> _Activity_: Exclude all pictures, then copy each of the records exactly as written.

> _Information given_:
□ □ □ □ □ □ □

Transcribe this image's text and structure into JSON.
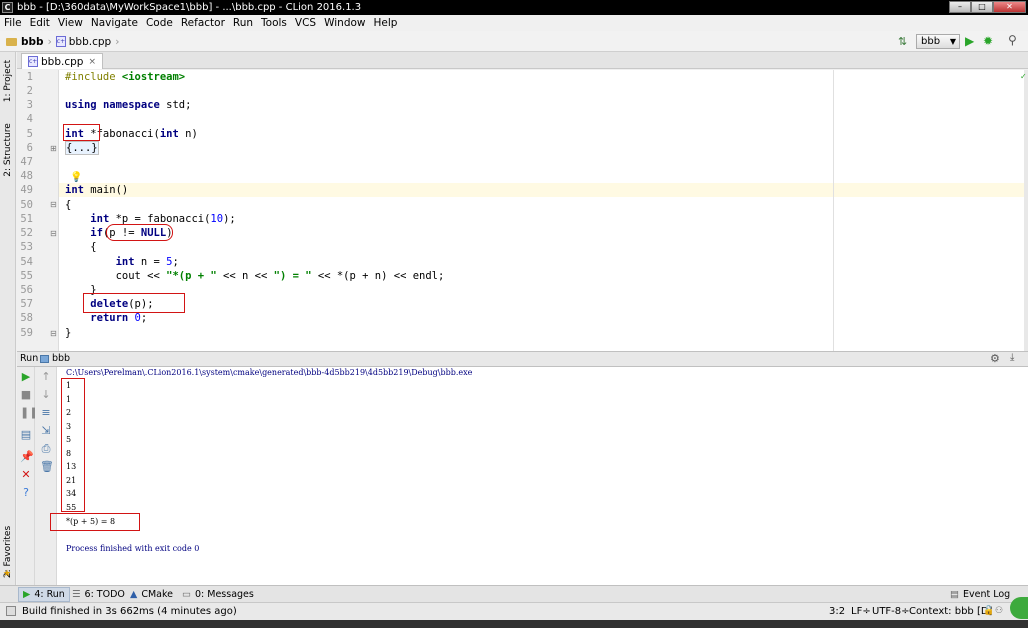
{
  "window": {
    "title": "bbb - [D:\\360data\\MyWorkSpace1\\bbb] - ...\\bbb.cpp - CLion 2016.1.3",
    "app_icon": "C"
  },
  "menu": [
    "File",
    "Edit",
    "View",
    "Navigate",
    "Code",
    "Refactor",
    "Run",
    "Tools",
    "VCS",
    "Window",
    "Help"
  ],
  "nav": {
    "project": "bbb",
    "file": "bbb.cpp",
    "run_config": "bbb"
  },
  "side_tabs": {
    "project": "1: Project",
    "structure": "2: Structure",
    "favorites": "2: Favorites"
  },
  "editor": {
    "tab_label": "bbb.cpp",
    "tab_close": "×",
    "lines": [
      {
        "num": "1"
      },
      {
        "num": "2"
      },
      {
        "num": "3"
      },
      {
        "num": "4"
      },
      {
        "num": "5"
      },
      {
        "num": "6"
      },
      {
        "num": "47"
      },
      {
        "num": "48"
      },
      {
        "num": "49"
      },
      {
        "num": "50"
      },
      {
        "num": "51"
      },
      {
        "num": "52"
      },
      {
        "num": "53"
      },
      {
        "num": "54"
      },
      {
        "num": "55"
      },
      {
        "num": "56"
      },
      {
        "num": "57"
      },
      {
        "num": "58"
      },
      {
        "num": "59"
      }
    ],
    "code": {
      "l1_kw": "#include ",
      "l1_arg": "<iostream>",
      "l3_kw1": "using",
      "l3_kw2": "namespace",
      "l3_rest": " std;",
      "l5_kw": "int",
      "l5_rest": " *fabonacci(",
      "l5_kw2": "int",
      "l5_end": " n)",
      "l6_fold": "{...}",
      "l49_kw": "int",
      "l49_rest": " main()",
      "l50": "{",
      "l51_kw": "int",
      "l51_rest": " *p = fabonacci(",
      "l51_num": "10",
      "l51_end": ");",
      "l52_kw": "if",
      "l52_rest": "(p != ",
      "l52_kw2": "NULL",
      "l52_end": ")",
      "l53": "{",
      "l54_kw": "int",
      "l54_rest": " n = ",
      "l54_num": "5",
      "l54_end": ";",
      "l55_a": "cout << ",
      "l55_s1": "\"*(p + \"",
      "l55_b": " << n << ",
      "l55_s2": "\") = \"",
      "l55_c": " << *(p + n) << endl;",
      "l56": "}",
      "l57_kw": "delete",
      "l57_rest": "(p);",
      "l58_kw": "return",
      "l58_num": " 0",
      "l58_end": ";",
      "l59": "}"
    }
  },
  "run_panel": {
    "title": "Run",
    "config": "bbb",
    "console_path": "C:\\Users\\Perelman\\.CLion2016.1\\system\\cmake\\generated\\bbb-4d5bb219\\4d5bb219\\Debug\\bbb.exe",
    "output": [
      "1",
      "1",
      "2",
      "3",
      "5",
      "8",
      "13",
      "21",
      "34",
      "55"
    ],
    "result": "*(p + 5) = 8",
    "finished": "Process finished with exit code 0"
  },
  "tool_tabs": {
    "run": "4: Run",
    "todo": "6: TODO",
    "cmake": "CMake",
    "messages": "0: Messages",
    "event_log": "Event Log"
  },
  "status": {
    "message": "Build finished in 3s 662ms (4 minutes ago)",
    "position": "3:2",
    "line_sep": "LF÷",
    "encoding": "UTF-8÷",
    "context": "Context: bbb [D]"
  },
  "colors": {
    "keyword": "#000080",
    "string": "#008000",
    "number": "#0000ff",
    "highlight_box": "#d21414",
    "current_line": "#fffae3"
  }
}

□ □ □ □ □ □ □

> _Answer for the task_:
Transcribe this image's text and structure into JSON.
{
  "window": {
    "title": "bbb - [D:\\360data\\MyWorkSpace1\\bbb] - ...\\bbb.cpp - CLion 2016.1.3",
    "app_icon": "C"
  },
  "menu": [
    "File",
    "Edit",
    "View",
    "Navigate",
    "Code",
    "Refactor",
    "Run",
    "Tools",
    "VCS",
    "Window",
    "Help"
  ],
  "nav": {
    "project": "bbb",
    "file": "bbb.cpp",
    "run_config": "bbb"
  },
  "side_tabs": {
    "project": "1: Project",
    "structure": "2: Structure",
    "favorites": "2: Favorites"
  },
  "editor": {
    "tab_label": "bbb.cpp",
    "tab_close": "×",
    "lines": [
      {
        "num": "1"
      },
      {
        "num": "2"
      },
      {
        "num": "3"
      },
      {
        "num": "4"
      },
      {
        "num": "5"
      },
      {
        "num": "6"
      },
      {
        "num": "47"
      },
      {
        "num": "48"
      },
      {
        "num": "49"
      },
      {
        "num": "50"
      },
      {
        "num": "51"
      },
      {
        "num": "52"
      },
      {
        "num": "53"
      },
      {
        "num": "54"
      },
      {
        "num": "55"
      },
      {
        "num": "56"
      },
      {
        "num": "57"
      },
      {
        "num": "58"
      },
      {
        "num": "59"
      }
    ],
    "code": {
      "l1_kw": "#include ",
      "l1_arg": "<iostream>",
      "l3_kw1": "using",
      "l3_kw2": "namespace",
      "l3_rest": " std;",
      "l5_kw": "int",
      "l5_rest": " *fabonacci(",
      "l5_kw2": "int",
      "l5_end": " n)",
      "l6_fold": "{...}",
      "l49_kw": "int",
      "l49_rest": " main()",
      "l50": "{",
      "l51_kw": "int",
      "l51_rest": " *p = fabonacci(",
      "l51_num": "10",
      "l51_end": ");",
      "l52_kw": "if",
      "l52_rest": "(p != ",
      "l52_kw2": "NULL",
      "l52_end": ")",
      "l53": "{",
      "l54_kw": "int",
      "l54_rest": " n = ",
      "l54_num": "5",
      "l54_end": ";",
      "l55_a": "cout << ",
      "l55_s1": "\"*(p + \"",
      "l55_b": " << n << ",
      "l55_s2": "\") = \"",
      "l55_c": " << *(p + n) << endl;",
      "l56": "}",
      "l57_kw": "delete",
      "l57_rest": "(p);",
      "l58_kw": "return",
      "l58_num": " 0",
      "l58_end": ";",
      "l59": "}"
    }
  },
  "run_panel": {
    "title": "Run",
    "config": "bbb",
    "console_path": "C:\\Users\\Perelman\\.CLion2016.1\\system\\cmake\\generated\\bbb-4d5bb219\\4d5bb219\\Debug\\bbb.exe",
    "output": [
      "1",
      "1",
      "2",
      "3",
      "5",
      "8",
      "13",
      "21",
      "34",
      "55"
    ],
    "result": "*(p + 5) = 8",
    "finished": "Process finished with exit code 0"
  },
  "tool_tabs": {
    "run": "4: Run",
    "todo": "6: TODO",
    "cmake": "CMake",
    "messages": "0: Messages",
    "event_log": "Event Log"
  },
  "status": {
    "message": "Build finished in 3s 662ms (4 minutes ago)",
    "position": "3:2",
    "line_sep": "LF÷",
    "encoding": "UTF-8÷",
    "context": "Context: bbb [D]"
  },
  "colors": {
    "keyword": "#000080",
    "string": "#008000",
    "number": "#0000ff",
    "highlight_box": "#d21414",
    "current_line": "#fffae3"
  }
}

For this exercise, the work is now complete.